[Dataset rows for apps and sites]
%%

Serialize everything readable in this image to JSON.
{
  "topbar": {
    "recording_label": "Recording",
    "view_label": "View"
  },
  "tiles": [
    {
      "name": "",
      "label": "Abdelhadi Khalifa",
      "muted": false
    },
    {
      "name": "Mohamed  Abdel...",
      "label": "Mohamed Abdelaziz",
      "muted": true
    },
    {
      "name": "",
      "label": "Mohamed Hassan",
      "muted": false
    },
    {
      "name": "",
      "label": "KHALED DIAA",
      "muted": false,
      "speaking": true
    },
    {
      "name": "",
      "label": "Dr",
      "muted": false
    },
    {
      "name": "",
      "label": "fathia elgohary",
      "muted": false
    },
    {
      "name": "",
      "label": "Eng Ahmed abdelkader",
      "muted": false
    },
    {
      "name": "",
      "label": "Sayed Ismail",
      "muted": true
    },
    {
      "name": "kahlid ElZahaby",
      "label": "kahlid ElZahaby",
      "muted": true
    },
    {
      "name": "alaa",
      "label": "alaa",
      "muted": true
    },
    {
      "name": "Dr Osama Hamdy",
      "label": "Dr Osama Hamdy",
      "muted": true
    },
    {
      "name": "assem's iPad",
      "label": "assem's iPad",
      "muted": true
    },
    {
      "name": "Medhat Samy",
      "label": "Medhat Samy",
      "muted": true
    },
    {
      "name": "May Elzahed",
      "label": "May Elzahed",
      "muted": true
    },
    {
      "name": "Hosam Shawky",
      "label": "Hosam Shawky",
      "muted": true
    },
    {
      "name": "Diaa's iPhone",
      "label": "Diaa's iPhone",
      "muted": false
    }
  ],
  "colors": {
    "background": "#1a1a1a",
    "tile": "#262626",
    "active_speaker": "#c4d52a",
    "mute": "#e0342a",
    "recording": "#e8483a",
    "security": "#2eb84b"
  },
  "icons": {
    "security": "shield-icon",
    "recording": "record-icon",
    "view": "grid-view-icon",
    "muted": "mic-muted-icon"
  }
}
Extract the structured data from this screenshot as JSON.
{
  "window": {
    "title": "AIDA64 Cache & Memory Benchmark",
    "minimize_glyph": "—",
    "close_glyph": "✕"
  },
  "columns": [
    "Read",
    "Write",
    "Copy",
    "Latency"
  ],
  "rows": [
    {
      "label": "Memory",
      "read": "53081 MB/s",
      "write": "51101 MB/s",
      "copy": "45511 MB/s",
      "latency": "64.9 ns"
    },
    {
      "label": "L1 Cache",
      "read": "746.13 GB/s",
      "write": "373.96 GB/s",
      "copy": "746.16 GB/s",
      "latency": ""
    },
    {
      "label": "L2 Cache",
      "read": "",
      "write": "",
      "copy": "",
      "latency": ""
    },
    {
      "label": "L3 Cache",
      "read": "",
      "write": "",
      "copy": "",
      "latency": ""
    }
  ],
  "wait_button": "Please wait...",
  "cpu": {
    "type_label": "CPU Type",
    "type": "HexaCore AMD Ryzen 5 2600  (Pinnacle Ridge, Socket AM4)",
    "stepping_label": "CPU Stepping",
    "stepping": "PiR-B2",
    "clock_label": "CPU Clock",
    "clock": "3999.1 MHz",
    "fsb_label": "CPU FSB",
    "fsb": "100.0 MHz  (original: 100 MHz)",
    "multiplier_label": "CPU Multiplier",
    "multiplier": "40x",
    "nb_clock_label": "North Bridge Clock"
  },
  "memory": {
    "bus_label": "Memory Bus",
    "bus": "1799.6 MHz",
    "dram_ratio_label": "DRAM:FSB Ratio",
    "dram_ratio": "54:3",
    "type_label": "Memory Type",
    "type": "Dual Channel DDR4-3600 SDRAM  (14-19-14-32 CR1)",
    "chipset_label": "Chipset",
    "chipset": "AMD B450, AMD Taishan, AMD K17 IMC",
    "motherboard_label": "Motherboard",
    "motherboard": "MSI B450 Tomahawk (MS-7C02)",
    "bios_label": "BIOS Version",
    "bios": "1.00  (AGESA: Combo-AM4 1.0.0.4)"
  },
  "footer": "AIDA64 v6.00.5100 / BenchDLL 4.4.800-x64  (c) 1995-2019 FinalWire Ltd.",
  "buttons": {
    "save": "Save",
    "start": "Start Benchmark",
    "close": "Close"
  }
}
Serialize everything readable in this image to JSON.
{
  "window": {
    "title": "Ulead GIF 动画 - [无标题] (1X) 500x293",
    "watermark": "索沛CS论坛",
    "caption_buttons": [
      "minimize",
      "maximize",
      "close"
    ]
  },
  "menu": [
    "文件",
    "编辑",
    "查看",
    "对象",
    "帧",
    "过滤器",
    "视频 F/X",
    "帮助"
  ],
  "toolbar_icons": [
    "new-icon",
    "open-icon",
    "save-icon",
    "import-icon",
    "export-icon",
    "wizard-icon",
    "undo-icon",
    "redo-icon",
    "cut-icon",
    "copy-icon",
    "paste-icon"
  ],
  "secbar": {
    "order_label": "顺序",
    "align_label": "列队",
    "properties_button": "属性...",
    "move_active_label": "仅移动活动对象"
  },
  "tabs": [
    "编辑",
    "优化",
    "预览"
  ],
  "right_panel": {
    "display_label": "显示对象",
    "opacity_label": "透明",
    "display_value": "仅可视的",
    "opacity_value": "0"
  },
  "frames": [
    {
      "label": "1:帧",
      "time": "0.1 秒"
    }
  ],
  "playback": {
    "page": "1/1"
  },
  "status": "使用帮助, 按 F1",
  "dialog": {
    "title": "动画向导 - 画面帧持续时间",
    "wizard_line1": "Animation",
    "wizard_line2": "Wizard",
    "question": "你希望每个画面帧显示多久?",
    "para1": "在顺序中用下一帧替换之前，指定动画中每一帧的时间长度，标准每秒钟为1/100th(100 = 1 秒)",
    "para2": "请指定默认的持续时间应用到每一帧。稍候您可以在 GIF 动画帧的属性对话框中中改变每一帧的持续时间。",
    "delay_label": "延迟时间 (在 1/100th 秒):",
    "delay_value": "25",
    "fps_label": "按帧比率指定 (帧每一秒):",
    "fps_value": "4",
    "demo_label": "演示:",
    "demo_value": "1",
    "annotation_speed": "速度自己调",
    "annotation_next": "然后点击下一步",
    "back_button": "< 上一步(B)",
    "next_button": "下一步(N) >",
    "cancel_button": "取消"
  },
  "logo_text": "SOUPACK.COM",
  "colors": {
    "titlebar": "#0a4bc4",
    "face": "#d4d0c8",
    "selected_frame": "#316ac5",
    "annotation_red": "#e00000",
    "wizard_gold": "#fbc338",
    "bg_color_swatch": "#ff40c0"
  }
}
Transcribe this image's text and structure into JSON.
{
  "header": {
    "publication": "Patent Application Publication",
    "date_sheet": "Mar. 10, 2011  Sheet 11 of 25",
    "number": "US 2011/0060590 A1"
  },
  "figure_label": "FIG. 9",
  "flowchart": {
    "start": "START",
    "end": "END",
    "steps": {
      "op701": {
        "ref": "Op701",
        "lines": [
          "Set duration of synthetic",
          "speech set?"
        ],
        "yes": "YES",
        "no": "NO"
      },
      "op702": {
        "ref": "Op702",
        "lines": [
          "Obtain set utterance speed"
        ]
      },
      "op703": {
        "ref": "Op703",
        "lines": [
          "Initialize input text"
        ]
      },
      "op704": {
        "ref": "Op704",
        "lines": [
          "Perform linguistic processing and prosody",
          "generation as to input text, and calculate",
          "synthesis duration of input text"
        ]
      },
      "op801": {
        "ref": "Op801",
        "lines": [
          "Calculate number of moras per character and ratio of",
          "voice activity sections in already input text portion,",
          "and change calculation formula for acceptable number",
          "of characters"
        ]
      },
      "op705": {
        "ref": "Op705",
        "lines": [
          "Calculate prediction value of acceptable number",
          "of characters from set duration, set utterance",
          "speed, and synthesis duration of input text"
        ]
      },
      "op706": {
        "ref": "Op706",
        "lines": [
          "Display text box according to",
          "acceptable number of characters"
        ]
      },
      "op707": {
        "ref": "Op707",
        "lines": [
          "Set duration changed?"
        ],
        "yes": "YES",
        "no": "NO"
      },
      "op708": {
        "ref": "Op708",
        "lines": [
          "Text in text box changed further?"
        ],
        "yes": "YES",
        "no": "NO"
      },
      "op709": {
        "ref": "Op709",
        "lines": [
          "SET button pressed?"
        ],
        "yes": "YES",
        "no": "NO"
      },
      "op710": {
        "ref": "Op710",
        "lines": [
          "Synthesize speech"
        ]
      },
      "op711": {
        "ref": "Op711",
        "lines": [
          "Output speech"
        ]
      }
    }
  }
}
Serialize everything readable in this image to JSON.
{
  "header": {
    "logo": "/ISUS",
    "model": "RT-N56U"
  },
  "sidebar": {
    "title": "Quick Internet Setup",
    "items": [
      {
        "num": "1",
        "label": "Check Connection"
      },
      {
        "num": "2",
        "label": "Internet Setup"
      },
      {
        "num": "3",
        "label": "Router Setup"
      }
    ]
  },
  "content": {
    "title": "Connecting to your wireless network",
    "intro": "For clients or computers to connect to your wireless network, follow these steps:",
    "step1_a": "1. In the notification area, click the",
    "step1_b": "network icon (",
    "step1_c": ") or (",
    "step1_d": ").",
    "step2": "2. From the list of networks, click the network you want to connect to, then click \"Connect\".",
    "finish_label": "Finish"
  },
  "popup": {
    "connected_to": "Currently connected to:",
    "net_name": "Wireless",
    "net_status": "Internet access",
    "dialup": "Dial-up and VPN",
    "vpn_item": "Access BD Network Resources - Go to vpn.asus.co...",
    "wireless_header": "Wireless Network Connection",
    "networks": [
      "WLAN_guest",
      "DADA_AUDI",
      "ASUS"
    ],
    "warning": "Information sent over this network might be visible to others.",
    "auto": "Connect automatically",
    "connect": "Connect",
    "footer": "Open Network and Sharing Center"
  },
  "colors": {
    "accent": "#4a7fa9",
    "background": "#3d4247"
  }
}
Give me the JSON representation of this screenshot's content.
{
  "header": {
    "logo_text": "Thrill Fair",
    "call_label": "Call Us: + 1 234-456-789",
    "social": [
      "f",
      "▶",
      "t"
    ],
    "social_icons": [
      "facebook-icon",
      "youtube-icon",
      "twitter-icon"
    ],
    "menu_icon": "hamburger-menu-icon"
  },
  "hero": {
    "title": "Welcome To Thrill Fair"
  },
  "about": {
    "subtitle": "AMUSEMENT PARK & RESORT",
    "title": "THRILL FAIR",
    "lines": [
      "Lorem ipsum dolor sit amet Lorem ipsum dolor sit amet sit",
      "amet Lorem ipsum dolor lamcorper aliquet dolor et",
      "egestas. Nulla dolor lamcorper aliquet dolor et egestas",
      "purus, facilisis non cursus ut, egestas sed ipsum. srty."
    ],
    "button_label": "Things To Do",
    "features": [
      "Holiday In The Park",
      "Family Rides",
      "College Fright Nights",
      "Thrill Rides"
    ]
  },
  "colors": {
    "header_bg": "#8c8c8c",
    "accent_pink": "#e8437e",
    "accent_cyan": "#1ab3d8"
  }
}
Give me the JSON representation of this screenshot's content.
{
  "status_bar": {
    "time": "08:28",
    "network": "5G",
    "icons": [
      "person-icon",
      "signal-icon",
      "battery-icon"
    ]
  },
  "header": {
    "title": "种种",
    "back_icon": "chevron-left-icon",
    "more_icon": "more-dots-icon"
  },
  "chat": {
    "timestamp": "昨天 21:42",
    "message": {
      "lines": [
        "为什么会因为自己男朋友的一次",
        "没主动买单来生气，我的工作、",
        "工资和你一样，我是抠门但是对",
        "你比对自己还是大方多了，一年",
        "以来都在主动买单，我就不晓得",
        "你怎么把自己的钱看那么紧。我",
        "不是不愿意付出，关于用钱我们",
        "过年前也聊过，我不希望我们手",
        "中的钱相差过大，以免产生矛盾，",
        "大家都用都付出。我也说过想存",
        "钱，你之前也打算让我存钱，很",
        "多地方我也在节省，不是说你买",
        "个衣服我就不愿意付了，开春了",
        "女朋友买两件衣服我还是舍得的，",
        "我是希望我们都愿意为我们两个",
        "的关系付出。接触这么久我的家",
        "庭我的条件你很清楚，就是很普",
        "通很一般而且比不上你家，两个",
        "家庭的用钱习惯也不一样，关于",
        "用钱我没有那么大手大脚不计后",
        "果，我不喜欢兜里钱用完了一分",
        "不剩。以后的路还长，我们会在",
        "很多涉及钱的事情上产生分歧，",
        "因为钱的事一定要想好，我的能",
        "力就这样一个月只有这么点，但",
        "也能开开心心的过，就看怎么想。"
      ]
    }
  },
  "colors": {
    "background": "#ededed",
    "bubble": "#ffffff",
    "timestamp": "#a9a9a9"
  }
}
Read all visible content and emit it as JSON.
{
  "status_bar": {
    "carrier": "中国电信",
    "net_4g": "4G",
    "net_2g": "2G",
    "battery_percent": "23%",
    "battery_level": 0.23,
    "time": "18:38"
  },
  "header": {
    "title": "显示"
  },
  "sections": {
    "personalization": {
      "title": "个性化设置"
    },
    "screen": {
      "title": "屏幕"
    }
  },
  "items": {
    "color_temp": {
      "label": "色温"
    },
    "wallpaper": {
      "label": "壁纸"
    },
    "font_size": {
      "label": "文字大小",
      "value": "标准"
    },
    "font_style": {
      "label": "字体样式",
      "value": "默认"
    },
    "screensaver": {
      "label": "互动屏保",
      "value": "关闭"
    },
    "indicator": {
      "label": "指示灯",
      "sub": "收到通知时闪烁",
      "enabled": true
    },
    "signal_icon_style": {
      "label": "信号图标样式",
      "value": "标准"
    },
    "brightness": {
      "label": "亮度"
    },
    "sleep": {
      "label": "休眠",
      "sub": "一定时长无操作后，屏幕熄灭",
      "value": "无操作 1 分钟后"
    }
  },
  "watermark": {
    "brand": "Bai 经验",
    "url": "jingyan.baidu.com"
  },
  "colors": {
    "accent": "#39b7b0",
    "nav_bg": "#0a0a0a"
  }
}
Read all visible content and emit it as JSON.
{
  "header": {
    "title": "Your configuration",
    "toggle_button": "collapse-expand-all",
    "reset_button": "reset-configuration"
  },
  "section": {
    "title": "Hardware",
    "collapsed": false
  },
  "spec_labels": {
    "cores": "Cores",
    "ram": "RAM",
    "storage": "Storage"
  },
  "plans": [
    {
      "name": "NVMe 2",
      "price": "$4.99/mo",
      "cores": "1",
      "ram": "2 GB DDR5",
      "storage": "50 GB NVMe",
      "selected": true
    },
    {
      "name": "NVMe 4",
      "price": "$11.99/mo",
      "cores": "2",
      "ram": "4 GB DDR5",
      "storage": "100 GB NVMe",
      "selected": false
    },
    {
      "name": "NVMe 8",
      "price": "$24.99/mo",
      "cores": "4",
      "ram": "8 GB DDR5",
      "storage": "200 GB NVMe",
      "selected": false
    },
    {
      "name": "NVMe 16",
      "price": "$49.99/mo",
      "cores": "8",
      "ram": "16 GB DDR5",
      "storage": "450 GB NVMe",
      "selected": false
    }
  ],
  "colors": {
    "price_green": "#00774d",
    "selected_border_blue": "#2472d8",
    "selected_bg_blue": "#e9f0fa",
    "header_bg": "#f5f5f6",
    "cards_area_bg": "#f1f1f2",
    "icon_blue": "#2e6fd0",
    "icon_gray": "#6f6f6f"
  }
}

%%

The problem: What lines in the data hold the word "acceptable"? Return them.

Result of the task:
          "and change calculation formula for acceptable number",
          "Calculate prediction value of acceptable number",
          "acceptable number of characters"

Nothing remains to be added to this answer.